Every line below needs to be reproduced exactly.

DATA FOR ANALYSIS
▽

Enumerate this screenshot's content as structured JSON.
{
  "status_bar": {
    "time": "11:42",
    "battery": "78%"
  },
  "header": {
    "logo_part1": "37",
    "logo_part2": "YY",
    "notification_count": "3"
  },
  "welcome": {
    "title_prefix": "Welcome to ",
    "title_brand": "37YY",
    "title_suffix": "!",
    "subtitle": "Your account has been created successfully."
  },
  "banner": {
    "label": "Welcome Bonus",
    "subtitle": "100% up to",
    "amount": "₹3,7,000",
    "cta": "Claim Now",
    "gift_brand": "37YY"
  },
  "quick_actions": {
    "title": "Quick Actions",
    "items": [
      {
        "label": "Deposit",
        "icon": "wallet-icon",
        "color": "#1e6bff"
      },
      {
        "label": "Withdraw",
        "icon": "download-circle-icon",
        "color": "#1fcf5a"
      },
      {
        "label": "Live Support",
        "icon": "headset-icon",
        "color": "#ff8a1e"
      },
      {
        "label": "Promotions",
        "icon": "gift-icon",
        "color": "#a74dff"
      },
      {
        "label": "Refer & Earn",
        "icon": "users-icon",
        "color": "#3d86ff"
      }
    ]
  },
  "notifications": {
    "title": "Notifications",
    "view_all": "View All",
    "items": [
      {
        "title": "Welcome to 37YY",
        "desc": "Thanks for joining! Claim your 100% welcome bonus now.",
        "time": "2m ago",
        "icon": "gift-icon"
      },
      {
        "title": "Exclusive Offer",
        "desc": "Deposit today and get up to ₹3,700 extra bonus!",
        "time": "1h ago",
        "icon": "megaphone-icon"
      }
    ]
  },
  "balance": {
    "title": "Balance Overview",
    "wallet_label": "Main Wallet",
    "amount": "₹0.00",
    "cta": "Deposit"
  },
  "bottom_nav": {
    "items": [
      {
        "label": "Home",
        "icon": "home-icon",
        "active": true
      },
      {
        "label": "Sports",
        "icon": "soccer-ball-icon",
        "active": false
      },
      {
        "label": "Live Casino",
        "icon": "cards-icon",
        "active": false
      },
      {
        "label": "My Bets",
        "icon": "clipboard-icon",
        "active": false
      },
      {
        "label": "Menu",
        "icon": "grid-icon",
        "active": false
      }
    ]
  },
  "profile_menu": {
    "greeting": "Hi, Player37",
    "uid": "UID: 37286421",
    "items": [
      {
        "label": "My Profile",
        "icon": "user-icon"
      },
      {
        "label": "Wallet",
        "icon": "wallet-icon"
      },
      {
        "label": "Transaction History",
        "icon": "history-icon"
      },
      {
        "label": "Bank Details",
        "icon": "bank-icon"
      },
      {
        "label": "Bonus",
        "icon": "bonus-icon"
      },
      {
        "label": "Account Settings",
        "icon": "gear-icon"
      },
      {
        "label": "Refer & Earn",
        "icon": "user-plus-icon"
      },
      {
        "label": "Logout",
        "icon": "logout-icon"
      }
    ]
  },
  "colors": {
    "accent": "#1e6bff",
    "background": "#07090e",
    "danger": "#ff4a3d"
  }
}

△

REPLY TO THE TASK
Enumerate this screenshot's content as structured JSON.
{
  "status_bar": {
    "time": "11:42",
    "battery": "78%"
  },
  "header": {
    "logo_part1": "37",
    "logo_part2": "YY",
    "notification_count": "3"
  },
  "welcome": {
    "title_prefix": "Welcome to ",
    "title_brand": "37YY",
    "title_suffix": "!",
    "subtitle": "Your account has been created successfully."
  },
  "banner": {
    "label": "Welcome Bonus",
    "subtitle": "100% up to",
    "amount": "₹3,7,000",
    "cta": "Claim Now",
    "gift_brand": "37YY"
  },
  "quick_actions": {
    "title": "Quick Actions",
    "items": [
      {
        "label": "Deposit",
        "icon": "wallet-icon",
        "color": "#1e6bff"
      },
      {
        "label": "Withdraw",
        "icon": "download-circle-icon",
        "color": "#1fcf5a"
      },
      {
        "label": "Live Support",
        "icon": "headset-icon",
        "color": "#ff8a1e"
      },
      {
        "label": "Promotions",
        "icon": "gift-icon",
        "color": "#a74dff"
      },
      {
        "label": "Refer & Earn",
        "icon": "users-icon",
        "color": "#3d86ff"
      }
    ]
  },
  "notifications": {
    "title": "Notifications",
    "view_all": "View All",
    "items": [
      {
        "title": "Welcome to 37YY",
        "desc": "Thanks for joining! Claim your 100% welcome bonus now.",
        "time": "2m ago",
        "icon": "gift-icon"
      },
      {
        "title": "Exclusive Offer",
        "desc": "Deposit today and get up to ₹3,700 extra bonus!",
        "time": "1h ago",
        "icon": "megaphone-icon"
      }
    ]
  },
  "balance": {
    "title": "Balance Overview",
    "wallet_label": "Main Wallet",
    "amount": "₹0.00",
    "cta": "Deposit"
  },
  "bottom_nav": {
    "items": [
      {
        "label": "Home",
        "icon": "home-icon",
        "active": true
      },
      {
        "label": "Sports",
        "icon": "soccer-ball-icon",
        "active": false
      },
      {
        "label": "Live Casino",
        "icon": "cards-icon",
        "active": false
      },
      {
        "label": "My Bets",
        "icon": "clipboard-icon",
        "active": false
      },
      {
        "label": "Menu",
        "icon": "grid-icon",
        "active": false
      }
    ]
  },
  "profile_menu": {
    "greeting": "Hi, Player37",
    "uid": "UID: 37286421",
    "items": [
      {
        "label": "My Profile",
        "icon": "user-icon"
      },
      {
        "label": "Wallet",
        "icon": "wallet-icon"
      },
      {
        "label": "Transaction History",
        "icon": "history-icon"
      },
      {
        "label": "Bank Details",
        "icon": "bank-icon"
      },
      {
        "label": "Bonus",
        "icon": "bonus-icon"
      },
      {
        "label": "Account Settings",
        "icon": "gear-icon"
      },
      {
        "label": "Refer & Earn",
        "icon": "user-plus-icon"
      },
      {
        "label": "Logout",
        "icon": "logout-icon"
      }
    ]
  },
  "colors": {
    "accent": "#1e6bff",
    "background": "#07090e",
    "danger": "#ff4a3d"
  }
}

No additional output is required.